§ **Requirement**
Return the lines below that carry the word "data".
_ _ _ _ _ _ _
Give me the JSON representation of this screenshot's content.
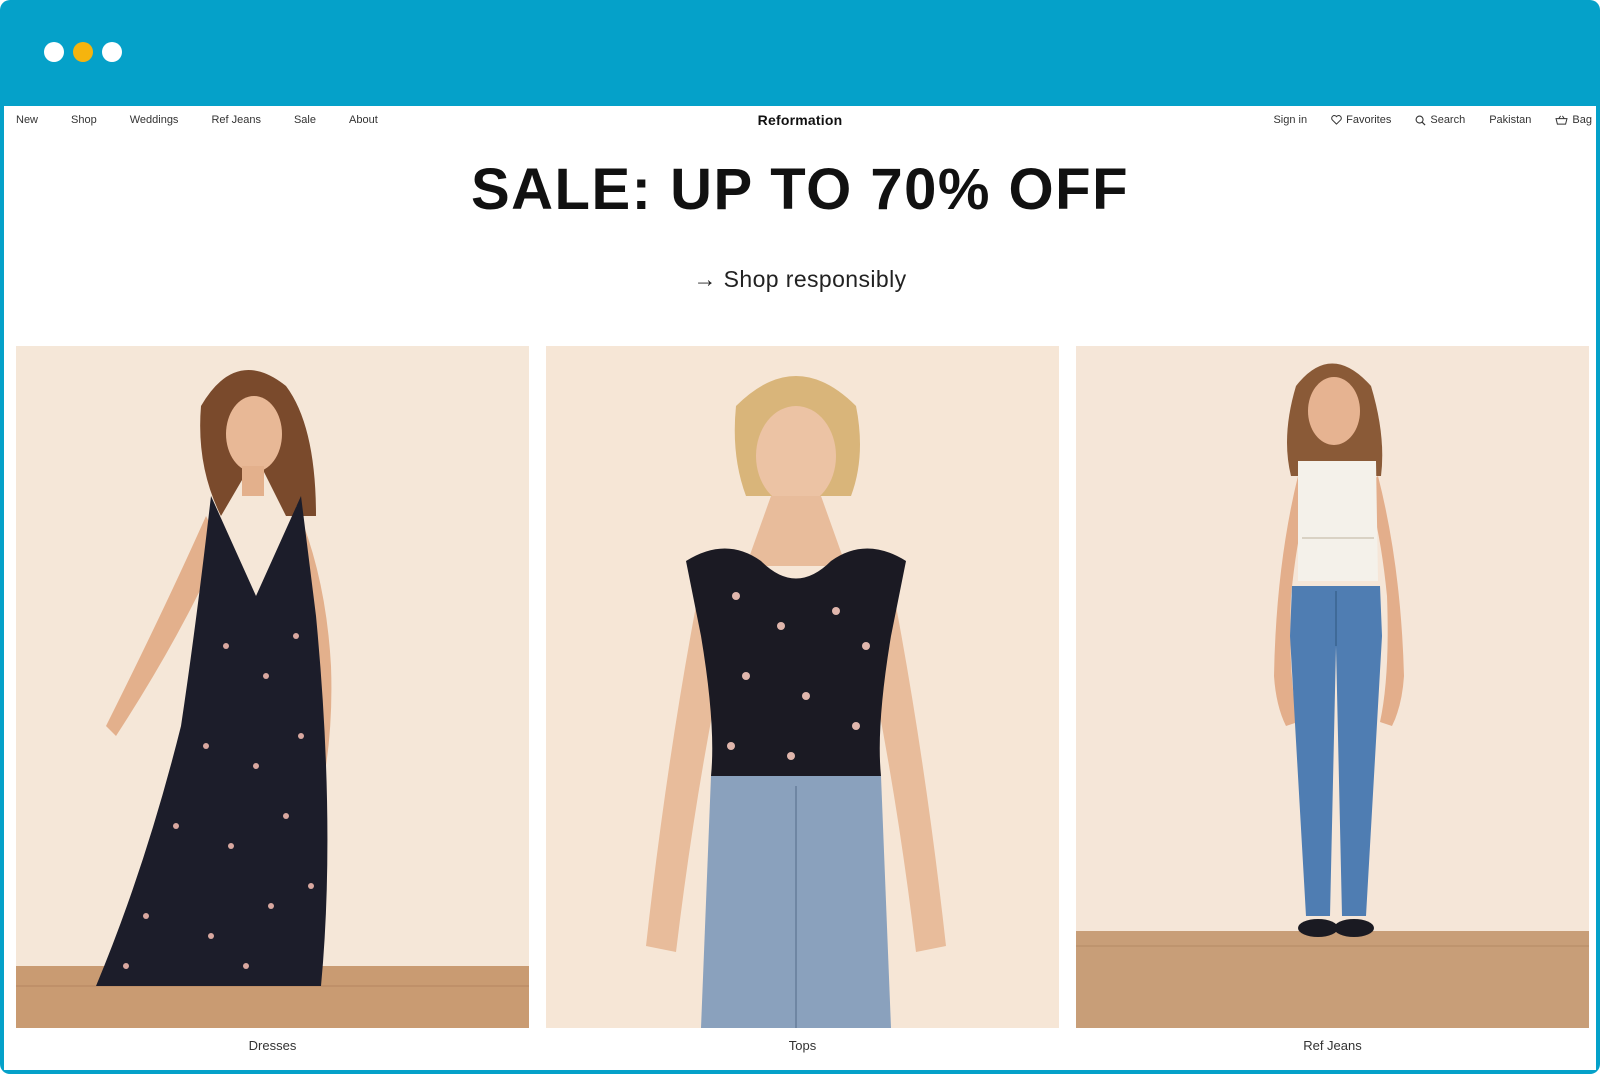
{
  "window": {
    "dot_colors": [
      "#ffffff",
      "#f6b40e",
      "#ffffff"
    ],
    "frame_color": "#05a1c9"
  },
  "nav": {
    "left_items": [
      "New",
      "Shop",
      "Weddings",
      "Ref Jeans",
      "Sale",
      "About"
    ],
    "brand": "Reformation",
    "sign_in": "Sign in",
    "favorites": "Favorites",
    "search": "Search",
    "country": "Pakistan",
    "bag": "Bag"
  },
  "hero": {
    "headline": "SALE: UP TO 70% OFF",
    "cta": "→ Shop responsibly"
  },
  "categories": [
    {
      "label": "Dresses",
      "image": "model-floral-midi-dress"
    },
    {
      "label": "Tops",
      "image": "model-floral-puff-sleeve-top"
    },
    {
      "label": "Ref Jeans",
      "image": "model-white-cami-straight-jeans"
    }
  ]
}
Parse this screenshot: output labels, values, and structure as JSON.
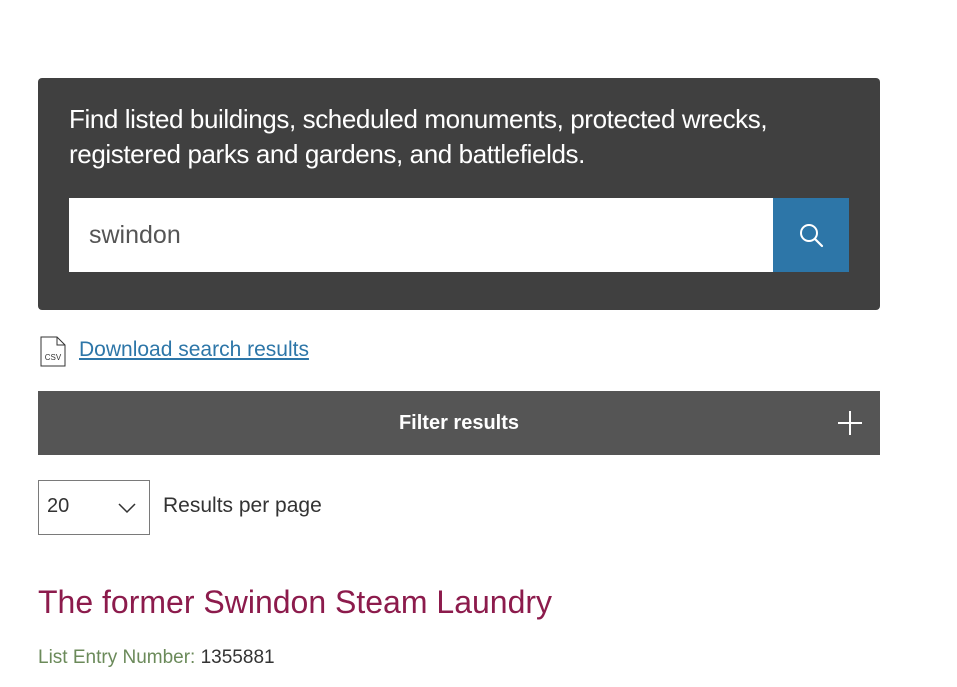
{
  "search": {
    "intro": "Find listed buildings, scheduled monuments, protected wrecks, registered parks and gardens, and battlefields.",
    "query": "swindon",
    "button_icon": "search-icon"
  },
  "download": {
    "icon_label": "CSV",
    "link_label": "Download search results"
  },
  "filter": {
    "label": "Filter results",
    "icon": "plus-icon"
  },
  "pagination": {
    "per_page_value": "20",
    "per_page_label": "Results per page"
  },
  "results": [
    {
      "title": "The former Swindon Steam Laundry",
      "entry_label": "List Entry Number:",
      "entry_number": "1355881"
    }
  ],
  "colors": {
    "panel": "#404040",
    "search_button": "#2d76a8",
    "link": "#2d76a8",
    "filter_bar": "#555555",
    "result_title": "#8c1b4c",
    "entry_label": "#6b8a5a"
  }
}
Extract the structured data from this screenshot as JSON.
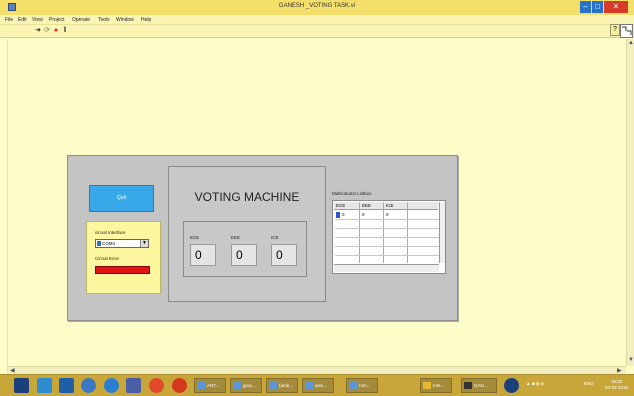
{
  "window": {
    "title": "GANESH _VOTING TASK.vi",
    "min_label": "–",
    "max_label": "□",
    "close_label": "✕"
  },
  "menu": [
    "File",
    "Edit",
    "View",
    "Project",
    "Operate",
    "Tools",
    "Window",
    "Help"
  ],
  "toolbar": {
    "run_glyph": "➜",
    "run_cont_glyph": "⟳",
    "abort_glyph": "●",
    "pause_glyph": "‖",
    "help_glyph": "?"
  },
  "panel": {
    "quit_label": "Quit",
    "circuit_interface_label": "circuit Interface",
    "circuit_interface_value": "COM4",
    "circuit_error_label": "Circuit Error",
    "heading": "VOTING MACHINE",
    "counters": [
      {
        "label": "ECE",
        "value": "0"
      },
      {
        "label": "EEE",
        "value": "0"
      },
      {
        "label": "ICE",
        "value": "0"
      }
    ],
    "listbox_title": "Multicolumn Listbox",
    "listbox_headers": [
      "ECE",
      "EEE",
      "ICE",
      ""
    ],
    "listbox_row": [
      "0",
      "0",
      "0",
      ""
    ]
  },
  "taskbar": {
    "apps": [
      "ANT...",
      "grou...",
      "(amb...",
      "ansi...",
      "rom...",
      "Inte...",
      "GAN..."
    ],
    "language": "ENG",
    "clock_time": "18:20",
    "clock_date": "04-02-2018"
  },
  "colors": {
    "titlebar": "#f3df69",
    "canvas": "#fffdc8",
    "panel": "#c4c4c4",
    "quit_button": "#38a8e8",
    "error_led": "#e01414",
    "taskbar": "#c9a63a"
  }
}
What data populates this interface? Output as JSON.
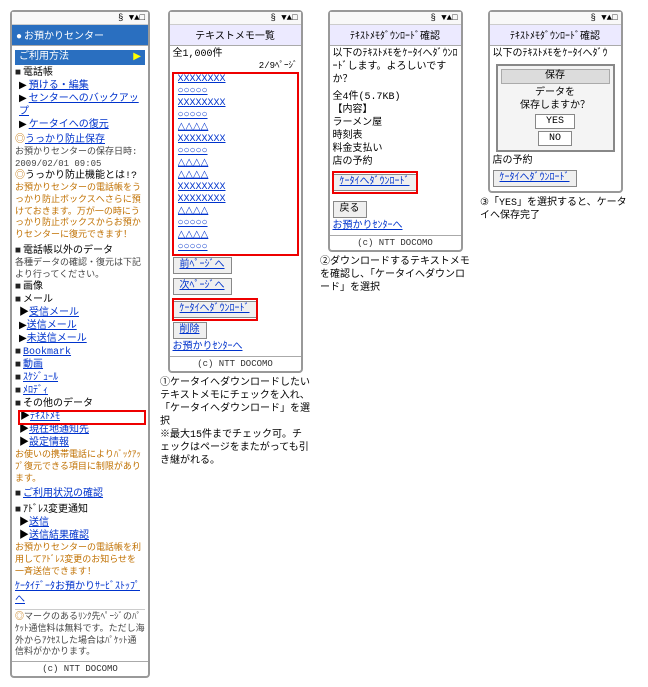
{
  "status": "§ ▼▲□",
  "copyright": "(c) NTT DOCOMO",
  "screen1": {
    "title": "お預かりセンター",
    "menu_head": "ご利用方法",
    "items": {
      "denwa": "電話帳",
      "link1": "預ける・編集",
      "link2": "センターへのバックアップ",
      "link3": "ケータイへの復元",
      "ukkari_title": "うっかり防止保存",
      "ukkari_date_lbl": "お預かりセンターの保存日時:",
      "ukkari_date": "2009/02/01 09:05",
      "ukkari_q": "うっかり防止機能とは!?",
      "ukkari_desc": "お預かりセンターの電話帳をうっかり防止ボックスへさらに預けておきます。万が一の時にうっかり防止ボックスからお預かりセンターに復元できます！",
      "others_title": "電話帳以外のデータ",
      "others_desc": "各種データの確認・復元は下記より行ってください。",
      "gazou": "画像",
      "mail": "メール",
      "mail1": "受信メール",
      "mail2": "送信メール",
      "mail3": "未送信メール",
      "bookmark": "Bookmark",
      "movie": "動画",
      "schedule": "ｽｹｼﾞｭｰﾙ",
      "todo": "ﾒﾛﾃﾞｨ",
      "other": "その他のデータ",
      "text_memo": "ﾃｷｽﾄﾒﾓ",
      "loc": "現在地通知先",
      "setting": "設定情報",
      "note": "お使いの携帯電話によりﾊﾞｯｸｱｯﾌﾟ復元できる項目に制限があります。",
      "usage": "ご利用状況の確認",
      "addr_head": "ｱﾄﾞﾚｽ変更通知",
      "addr1": "送信",
      "addr2": "送信結果確認",
      "addr_note": "お預かりセンターの電話帳を利用してｱﾄﾞﾚｽ変更のお知らせを一斉送信できます！",
      "svc_link": "ｹｰﾀｲﾃﾞｰﾀお預かりｻｰﾋﾞｽﾄｯﾌﾟへ",
      "foot_note": "マークのあるﾘﾝｸ先ﾍﾟｰｼﾞのﾊﾟｹｯﾄ通信料は無料です。ただし海外からｱｸｾｽした場合はﾊﾟｹｯﾄ通信料がかかります。"
    }
  },
  "screen2": {
    "title": "テキストメモ一覧",
    "total": "全1,000件",
    "page": "2/9ﾍﾟｰｼﾞ",
    "rows": [
      {
        "t": "XXXXXXXX",
        "c": "#0033cc",
        "i": "plain"
      },
      {
        "t": "○○○○○",
        "c": "#0033cc",
        "i": "plain"
      },
      {
        "t": "XXXXXXXX",
        "c": "#0033cc",
        "i": "plain"
      },
      {
        "t": "○○○○○",
        "c": "#0033cc",
        "i": "plain"
      },
      {
        "t": "△△△△",
        "c": "#0033cc",
        "i": "plain"
      },
      {
        "t": "XXXXXXXX",
        "c": "#0033cc",
        "i": "plain"
      },
      {
        "t": "○○○○○",
        "c": "#0033cc",
        "i": ""
      },
      {
        "t": "△△△△",
        "c": "#0033cc",
        "i": ""
      },
      {
        "t": "△△△△",
        "c": "#0033cc",
        "i": ""
      },
      {
        "t": "XXXXXXXX",
        "c": "#0033cc",
        "i": "plain"
      },
      {
        "t": "XXXXXXXX",
        "c": "#0033cc",
        "i": "plain"
      },
      {
        "t": "△△△△",
        "c": "#0033cc",
        "i": "plain"
      },
      {
        "t": "○○○○○",
        "c": "#0033cc",
        "i": "plain"
      },
      {
        "t": "△△△△",
        "c": "#0033cc",
        "i": "plain"
      },
      {
        "t": "○○○○○",
        "c": "#0033cc",
        "i": "plain"
      }
    ],
    "prev": "前ﾍﾟｰｼﾞへ",
    "next": "次ﾍﾟｰｼﾞへ",
    "dl": "ｹｰﾀｲへﾀﾞｳﾝﾛｰﾄﾞ",
    "del": "削除",
    "back": "お預かりｾﾝﾀｰへ"
  },
  "screen3": {
    "title": "ﾃｷｽﾄﾒﾓﾀﾞｳﾝﾛｰﾄﾞ確認",
    "msg": "以下のﾃｷｽﾄﾒﾓをｹｰﾀｲへﾀﾞｳﾝﾛｰﾄﾞします。よろしいですか？",
    "count": "全4件(5.7KB)",
    "hdr": "【内容】",
    "rows": [
      "ラーメン屋",
      "時刻表",
      "料金支払い",
      "店の予約"
    ],
    "dl": "ｹｰﾀｲへﾀﾞｳﾝﾛｰﾄﾞ",
    "back": "戻る",
    "center": "お預かりｾﾝﾀｰへ"
  },
  "screen4": {
    "title": "ﾃｷｽﾄﾒﾓﾀﾞｳﾝﾛｰﾄﾞ確認",
    "msg_top": "以下のﾃｷｽﾄﾒﾓをｹｰﾀｲへﾀﾞｳ",
    "dialog_title": "保存",
    "dialog_msg": "データを\n保存しますか？",
    "yes": "YES",
    "no": "NO",
    "rows": [
      "店の予約"
    ],
    "dl": "ｹｰﾀｲへﾀﾞｳﾝﾛｰﾄﾞ"
  },
  "captions": {
    "c1": "①ケータイへダウンロードしたいテキストメモにチェックを入れ、「ケータイへダウンロード」を選択",
    "c1b": "※最大15件までチェック可。チェックはページをまたがっても引き継がれる。",
    "c2": "②ダウンロードするテキストメモを確認し、「ケータイへダウンロード」を選択",
    "c3": "③「YES」を選択すると、ケータイへ保存完了"
  }
}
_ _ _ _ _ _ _
§ **Problem solution**
Extract the structured data from this screenshot as JSON.
What data populates this interface? Output as JSON.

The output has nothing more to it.